The southern coast of Alaska, loaded with toothy predators the size of Volkswagens, is where bear stories are born. My friends Luke and Josh Randall of Afognak Wilderness Lodge have no shortage of these stories, as they have been guiding and hunting some of the largest land predators in the world for most of their lives. When I was down at the lodge hunting deer last December, Luke told me one such story that would send shivers down any hunter’s spine.
The hunt started out normal enough … [ Read Full Post ]
If you want to get an earful of opinions here in Alaska, just ask people about their favorite bear backup gun. You’re likely to get anything from a .50 BMG to a buddy who runs slower than you. Alaska is a place full of big bears and tall tales, but the right backup gun can save your life. The best calibers for big bears are obviously large caliber rifles, but it’s not always convenient to carry around a crew-served artillery piece.
I’ll soon be headed down to the Alaska Peninsula to hunt brown bears with my recurve bow. Needless to say, it would be foolish to make a go of it without having some type of backup firearm. So what do I take? [ Read Full Post ]
Alaska attracts a certain type of person, and with Fairbanks (my hometown) being literally the end of civilization, that fact is more evident here than anywhere else. Fairbanks is full of hardy, freedom-loving people who often “don’t fit the mold.” Although the modern world is here and creeping ever deeper into The Last Frontier, there are many of us who dream of an older, wilder time, and have to find a way to keep in touch with that. [ Read Full Post ]
The photo at the bottom of this blog looks like it could have come from the set of a horror movie. But don’t blame Wes Craven: This picture was taken by my buddy, JR, while he was out on his trap line this winter.
One day in early March, JR cut across the tracks of a frantic yearling caribou running down a riverbank out of the woods. The caribou wasn’t alone though. JR could see another animal was putting a paw down every few yards, hanging on in a death grip to the fleeing caribou.
By backtracking, he found out what was taking place, reading the tracks as if it were still happening.
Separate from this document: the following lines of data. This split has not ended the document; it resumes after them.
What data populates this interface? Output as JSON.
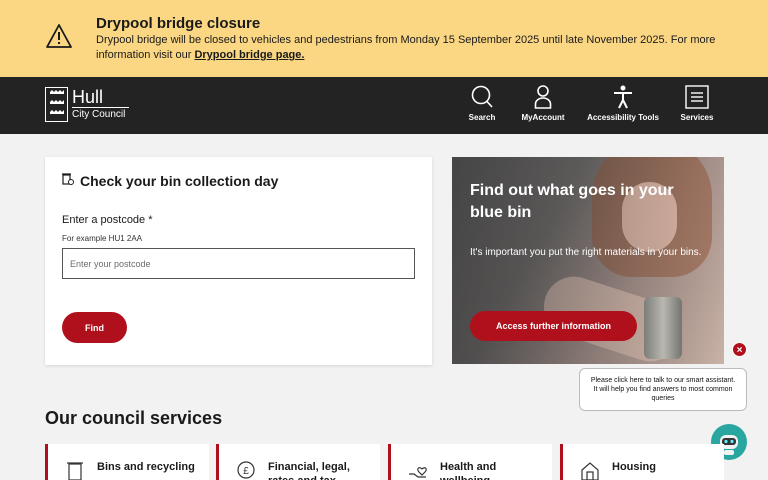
{
  "alert": {
    "title": "Drypool bridge closure",
    "body": "Drypool bridge will be closed to vehicles and pedestrians from Monday 15 September 2025 until late November 2025. For more information visit our ",
    "link": "Drypool bridge page."
  },
  "header": {
    "logo_line1": "Hull",
    "logo_line2": "City Council",
    "nav": [
      {
        "label": "Search",
        "icon": "search-icon"
      },
      {
        "label": "MyAccount",
        "icon": "account-icon"
      },
      {
        "label": "Accessibility Tools",
        "icon": "accessibility-icon"
      },
      {
        "label": "Services",
        "icon": "menu-icon"
      }
    ]
  },
  "bin": {
    "title": "Check your bin collection day",
    "postcode_label": "Enter a postcode *",
    "postcode_hint": "For example HU1 2AA",
    "postcode_placeholder": "Enter your postcode",
    "postcode_value": "",
    "find_label": "Find"
  },
  "promo": {
    "title": "Find out what goes in your blue bin",
    "text": "It's important you put the right materials in your bins.",
    "button": "Access further information"
  },
  "chat": {
    "close": "×",
    "bubble": "Please click here to talk to our smart assistant. It will help you find answers to most common queries"
  },
  "services": {
    "heading": "Our council services",
    "items": [
      {
        "label": "Bins and recycling",
        "icon": "bin-icon"
      },
      {
        "label": "Financial, legal, rates and tax",
        "icon": "money-icon"
      },
      {
        "label": "Health and wellbeing",
        "icon": "health-icon"
      },
      {
        "label": "Housing",
        "icon": "house-icon"
      }
    ]
  },
  "colors": {
    "alert_bg": "#fbd783",
    "header_bg": "#232323",
    "accent": "#b0101c",
    "page_bg": "#f2f2f2",
    "chat_avatar": "#2aa6a0"
  }
}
He found where the caribou had been traveling along the riverbank, and a large lynx had waited in ambush. [ Read Full Post ]
The hazards of trapping in Alaska are numerous and include breakdowns, overflow, and bitterly cold temperatures. In these arctic conditions, the line that separates normal and dangerous is pretty thin. The line that separates dangerous and deadly is even thinner. A common saying here is, “In Alaska, little problems can become big problems very quickly.” I’ve had quite a few close calls over the years, days when everything seems to go wrong, but there’s one that easily tops my list of near-death experiences. [ Read Full Post ]